* YOUR INSTRUCTIONS *
Please reproduce the data exactly and omit the pictures.

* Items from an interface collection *
....
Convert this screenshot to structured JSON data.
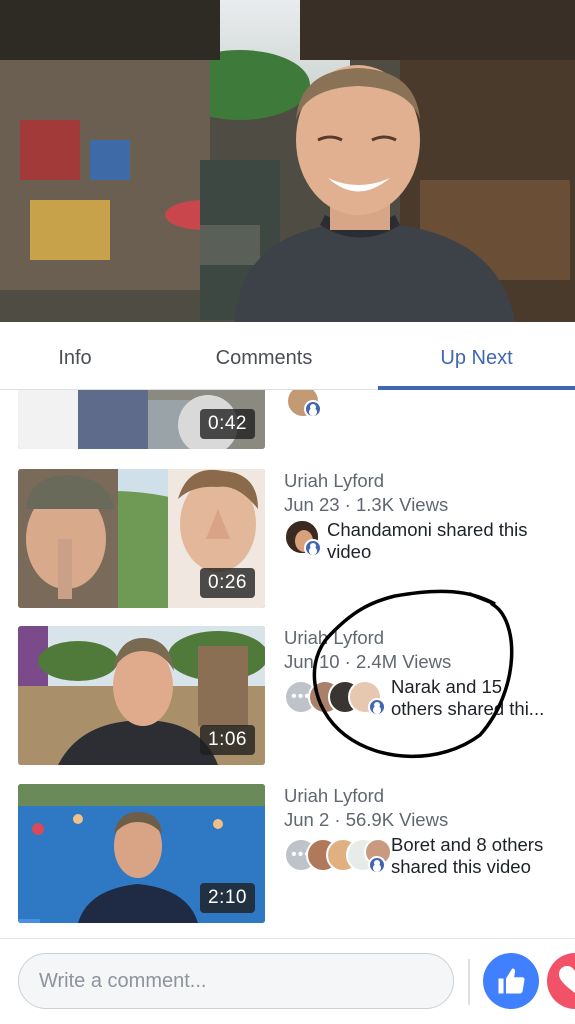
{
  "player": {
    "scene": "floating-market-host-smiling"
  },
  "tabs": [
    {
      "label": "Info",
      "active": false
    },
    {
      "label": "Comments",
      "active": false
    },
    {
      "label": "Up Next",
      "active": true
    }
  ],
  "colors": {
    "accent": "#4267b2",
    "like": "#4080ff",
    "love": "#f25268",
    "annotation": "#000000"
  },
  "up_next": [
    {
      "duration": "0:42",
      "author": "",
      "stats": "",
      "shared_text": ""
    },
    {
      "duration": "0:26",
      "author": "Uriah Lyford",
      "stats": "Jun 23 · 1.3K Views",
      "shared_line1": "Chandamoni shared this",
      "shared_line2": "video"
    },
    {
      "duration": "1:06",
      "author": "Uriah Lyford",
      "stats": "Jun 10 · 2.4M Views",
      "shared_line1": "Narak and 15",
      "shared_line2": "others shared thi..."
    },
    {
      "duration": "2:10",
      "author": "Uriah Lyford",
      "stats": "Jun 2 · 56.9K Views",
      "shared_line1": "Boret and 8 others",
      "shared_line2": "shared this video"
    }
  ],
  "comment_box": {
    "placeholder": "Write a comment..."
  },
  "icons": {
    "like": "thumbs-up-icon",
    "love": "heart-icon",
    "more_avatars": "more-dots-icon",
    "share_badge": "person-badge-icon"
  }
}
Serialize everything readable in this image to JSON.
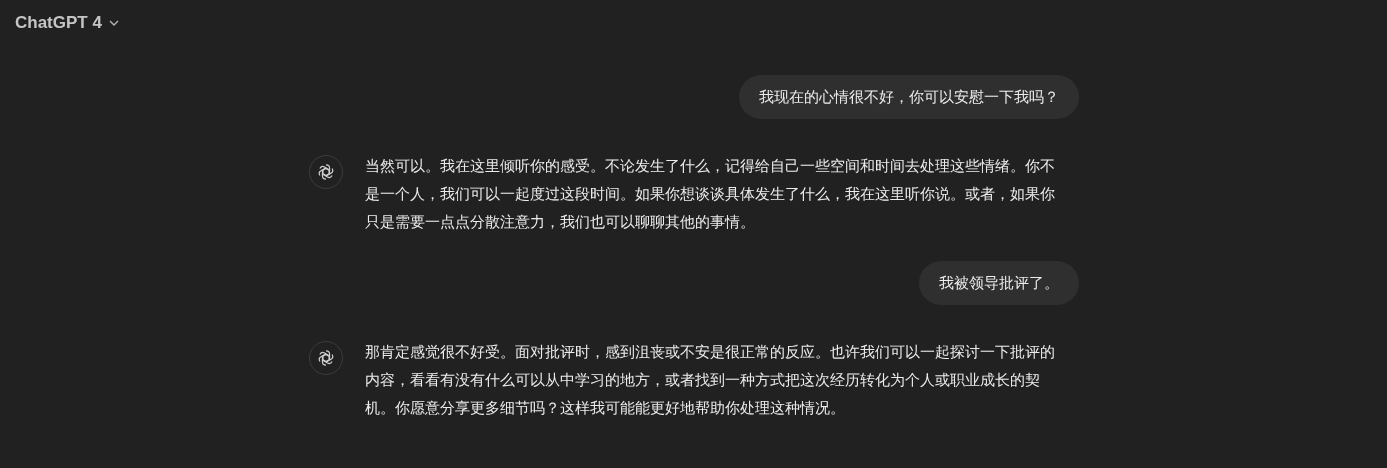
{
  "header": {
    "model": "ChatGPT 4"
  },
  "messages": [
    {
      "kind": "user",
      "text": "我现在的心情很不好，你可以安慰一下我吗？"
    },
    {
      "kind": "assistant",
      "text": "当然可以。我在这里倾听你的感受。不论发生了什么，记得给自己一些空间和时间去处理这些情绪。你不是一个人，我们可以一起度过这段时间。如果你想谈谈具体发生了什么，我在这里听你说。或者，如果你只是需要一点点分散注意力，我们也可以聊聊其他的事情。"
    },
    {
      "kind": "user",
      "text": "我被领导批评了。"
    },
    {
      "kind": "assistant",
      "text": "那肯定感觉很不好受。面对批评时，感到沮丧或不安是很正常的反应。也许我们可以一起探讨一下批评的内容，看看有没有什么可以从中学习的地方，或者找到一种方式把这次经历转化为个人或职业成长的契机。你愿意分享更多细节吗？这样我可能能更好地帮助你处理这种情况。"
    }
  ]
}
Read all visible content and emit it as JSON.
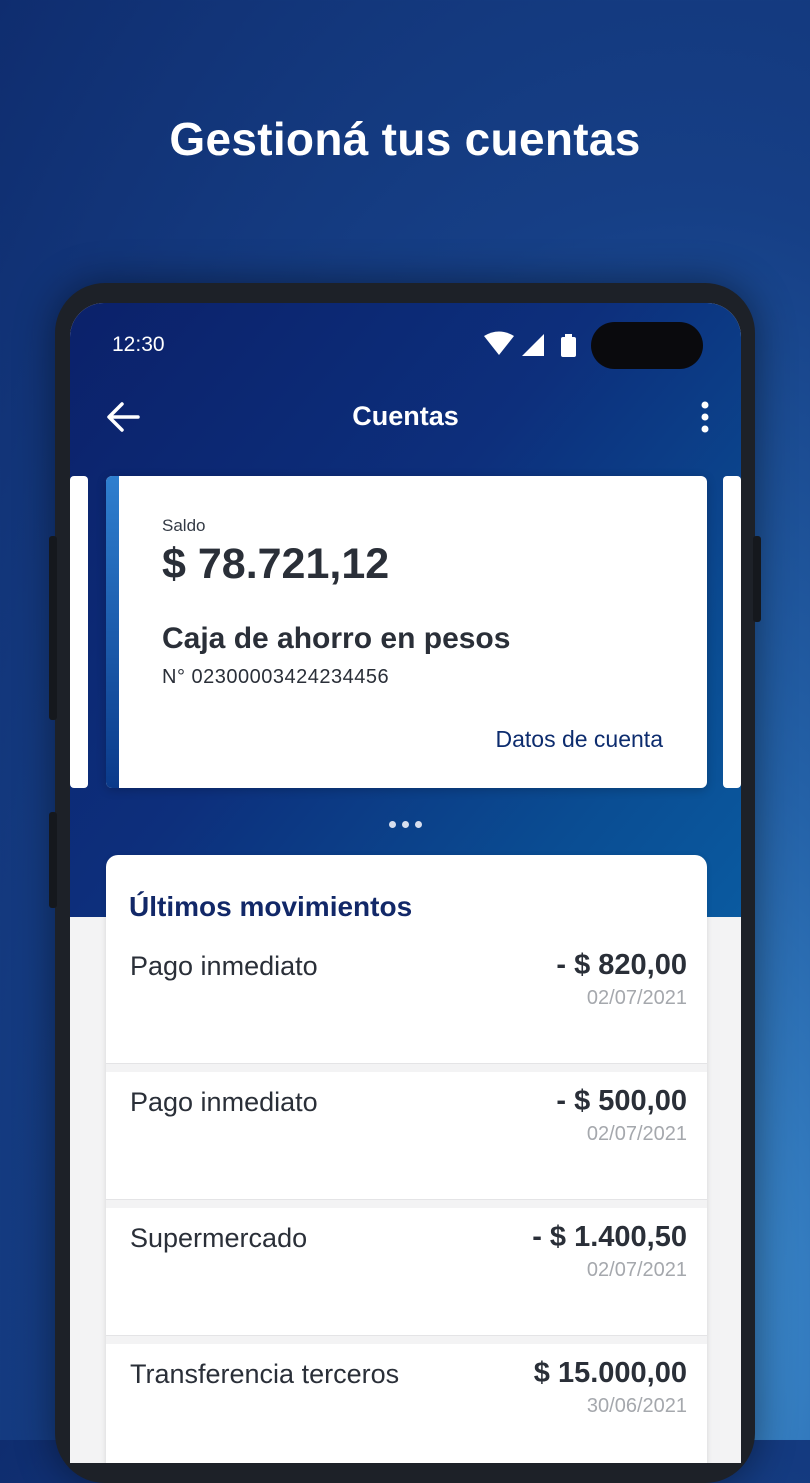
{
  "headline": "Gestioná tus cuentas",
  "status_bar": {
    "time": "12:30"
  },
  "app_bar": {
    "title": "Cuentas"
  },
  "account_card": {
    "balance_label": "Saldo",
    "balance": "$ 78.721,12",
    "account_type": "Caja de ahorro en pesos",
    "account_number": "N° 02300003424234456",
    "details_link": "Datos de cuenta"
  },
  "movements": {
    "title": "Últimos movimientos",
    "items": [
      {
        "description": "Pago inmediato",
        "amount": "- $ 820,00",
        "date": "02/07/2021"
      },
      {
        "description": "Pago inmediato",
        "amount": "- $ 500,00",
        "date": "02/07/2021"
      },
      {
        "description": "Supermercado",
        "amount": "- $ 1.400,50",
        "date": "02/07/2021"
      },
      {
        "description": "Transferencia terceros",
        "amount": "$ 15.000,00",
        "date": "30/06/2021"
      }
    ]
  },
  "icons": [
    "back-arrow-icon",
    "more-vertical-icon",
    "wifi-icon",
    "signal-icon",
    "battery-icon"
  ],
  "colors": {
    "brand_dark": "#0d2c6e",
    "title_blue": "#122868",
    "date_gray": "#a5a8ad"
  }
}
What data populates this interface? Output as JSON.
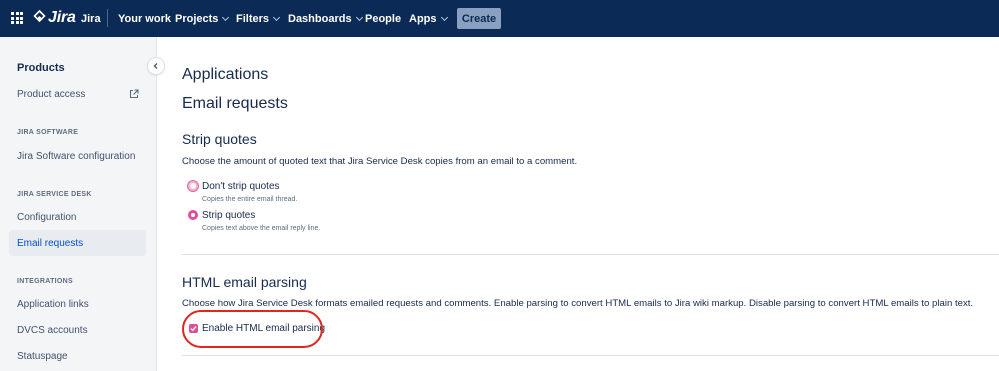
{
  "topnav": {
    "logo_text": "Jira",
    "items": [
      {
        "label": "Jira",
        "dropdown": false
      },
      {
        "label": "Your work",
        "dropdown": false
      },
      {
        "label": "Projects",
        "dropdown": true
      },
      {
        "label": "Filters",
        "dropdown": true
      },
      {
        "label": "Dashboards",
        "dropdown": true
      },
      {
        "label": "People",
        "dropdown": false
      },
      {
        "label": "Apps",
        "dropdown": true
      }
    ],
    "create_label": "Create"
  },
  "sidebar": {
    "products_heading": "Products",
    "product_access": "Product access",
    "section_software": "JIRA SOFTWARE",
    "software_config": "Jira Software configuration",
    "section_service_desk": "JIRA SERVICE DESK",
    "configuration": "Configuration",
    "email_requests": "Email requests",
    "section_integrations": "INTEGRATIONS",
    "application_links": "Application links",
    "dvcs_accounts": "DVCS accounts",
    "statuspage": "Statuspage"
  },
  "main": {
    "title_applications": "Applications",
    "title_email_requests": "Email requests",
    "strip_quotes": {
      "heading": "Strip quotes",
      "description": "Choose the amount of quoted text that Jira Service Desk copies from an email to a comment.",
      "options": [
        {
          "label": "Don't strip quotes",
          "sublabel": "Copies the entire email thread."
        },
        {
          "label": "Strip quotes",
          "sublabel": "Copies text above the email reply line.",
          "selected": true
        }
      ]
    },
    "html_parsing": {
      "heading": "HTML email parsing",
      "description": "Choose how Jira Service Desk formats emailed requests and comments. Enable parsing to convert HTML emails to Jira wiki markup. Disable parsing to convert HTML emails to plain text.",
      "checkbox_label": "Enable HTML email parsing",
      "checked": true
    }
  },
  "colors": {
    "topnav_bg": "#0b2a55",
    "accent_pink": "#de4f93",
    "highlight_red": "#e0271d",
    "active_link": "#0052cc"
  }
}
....
* WORKED SOLUTION *
Convert this screenshot to structured JSON data.
{
  "player": {
    "scene": "floating-market-host-smiling"
  },
  "tabs": [
    {
      "label": "Info",
      "active": false
    },
    {
      "label": "Comments",
      "active": false
    },
    {
      "label": "Up Next",
      "active": true
    }
  ],
  "colors": {
    "accent": "#4267b2",
    "like": "#4080ff",
    "love": "#f25268",
    "annotation": "#000000"
  },
  "up_next": [
    {
      "duration": "0:42",
      "author": "",
      "stats": "",
      "shared_text": ""
    },
    {
      "duration": "0:26",
      "author": "Uriah Lyford",
      "stats": "Jun 23 · 1.3K Views",
      "shared_line1": "Chandamoni shared this",
      "shared_line2": "video"
    },
    {
      "duration": "1:06",
      "author": "Uriah Lyford",
      "stats": "Jun 10 · 2.4M Views",
      "shared_line1": "Narak and 15",
      "shared_line2": "others shared thi..."
    },
    {
      "duration": "2:10",
      "author": "Uriah Lyford",
      "stats": "Jun 2 · 56.9K Views",
      "shared_line1": "Boret and 8 others",
      "shared_line2": "shared this video"
    }
  ],
  "comment_box": {
    "placeholder": "Write a comment..."
  },
  "icons": {
    "like": "thumbs-up-icon",
    "love": "heart-icon",
    "more_avatars": "more-dots-icon",
    "share_badge": "person-badge-icon"
  }
}
Serialize everything readable in this image to JSON.
{
  "header": {
    "model": "ChatGPT 4"
  },
  "messages": [
    {
      "kind": "user",
      "text": "我现在的心情很不好，你可以安慰一下我吗？"
    },
    {
      "kind": "assistant",
      "text": "当然可以。我在这里倾听你的感受。不论发生了什么，记得给自己一些空间和时间去处理这些情绪。你不是一个人，我们可以一起度过这段时间。如果你想谈谈具体发生了什么，我在这里听你说。或者，如果你只是需要一点点分散注意力，我们也可以聊聊其他的事情。"
    },
    {
      "kind": "user",
      "text": "我被领导批评了。"
    },
    {
      "kind": "assistant",
      "text": "那肯定感觉很不好受。面对批评时，感到沮丧或不安是很正常的反应。也许我们可以一起探讨一下批评的内容，看看有没有什么可以从中学习的地方，或者找到一种方式把这次经历转化为个人或职业成长的契机。你愿意分享更多细节吗？这样我可能能更好地帮助你处理这种情况。"
    }
  ]
}
Read all visible content and emit it as JSON.
{
  "headline": "Gestioná tus cuentas",
  "status_bar": {
    "time": "12:30"
  },
  "app_bar": {
    "title": "Cuentas"
  },
  "account_card": {
    "balance_label": "Saldo",
    "balance": "$ 78.721,12",
    "account_type": "Caja de ahorro en pesos",
    "account_number": "N° 02300003424234456",
    "details_link": "Datos de cuenta"
  },
  "movements": {
    "title": "Últimos movimientos",
    "items": [
      {
        "description": "Pago inmediato",
        "amount": "- $ 820,00",
        "date": "02/07/2021"
      },
      {
        "description": "Pago inmediato",
        "amount": "- $ 500,00",
        "date": "02/07/2021"
      },
      {
        "description": "Supermercado",
        "amount": "- $ 1.400,50",
        "date": "02/07/2021"
      },
      {
        "description": "Transferencia terceros",
        "amount": "$ 15.000,00",
        "date": "30/06/2021"
      }
    ]
  },
  "icons": [
    "back-arrow-icon",
    "more-vertical-icon",
    "wifi-icon",
    "signal-icon",
    "battery-icon"
  ],
  "colors": {
    "brand_dark": "#0d2c6e",
    "title_blue": "#122868",
    "date_gray": "#a5a8ad"
  }
}
What data populates this interface? Output as JSON.
{
  "topnav": {
    "logo_text": "Jira",
    "items": [
      {
        "label": "Jira",
        "dropdown": false
      },
      {
        "label": "Your work",
        "dropdown": false
      },
      {
        "label": "Projects",
        "dropdown": true
      },
      {
        "label": "Filters",
        "dropdown": true
      },
      {
        "label": "Dashboards",
        "dropdown": true
      },
      {
        "label": "People",
        "dropdown": false
      },
      {
        "label": "Apps",
        "dropdown": true
      }
    ],
    "create_label": "Create"
  },
  "sidebar": {
    "products_heading": "Products",
    "product_access": "Product access",
    "section_software": "JIRA SOFTWARE",
    "software_config": "Jira Software configuration",
    "section_service_desk": "JIRA SERVICE DESK",
    "configuration": "Configuration",
    "email_requests": "Email requests",
    "section_integrations": "INTEGRATIONS",
    "application_links": "Application links",
    "dvcs_accounts": "DVCS accounts",
    "statuspage": "Statuspage"
  },
  "main": {
    "title_applications": "Applications",
    "title_email_requests": "Email requests",
    "strip_quotes": {
      "heading": "Strip quotes",
      "description": "Choose the amount of quoted text that Jira Service Desk copies from an email to a comment.",
      "options": [
        {
          "label": "Don't strip quotes",
          "sublabel": "Copies the entire email thread."
        },
        {
          "label": "Strip quotes",
          "sublabel": "Copies text above the email reply line.",
          "selected": true
        }
      ]
    },
    "html_parsing": {
      "heading": "HTML email parsing",
      "description": "Choose how Jira Service Desk formats emailed requests and comments. Enable parsing to convert HTML emails to Jira wiki markup. Disable parsing to convert HTML emails to plain text.",
      "checkbox_label": "Enable HTML email parsing",
      "checked": true
    }
  },
  "colors": {
    "topnav_bg": "#0b2a55",
    "accent_pink": "#de4f93",
    "highlight_red": "#e0271d",
    "active_link": "#0052cc"
  }
}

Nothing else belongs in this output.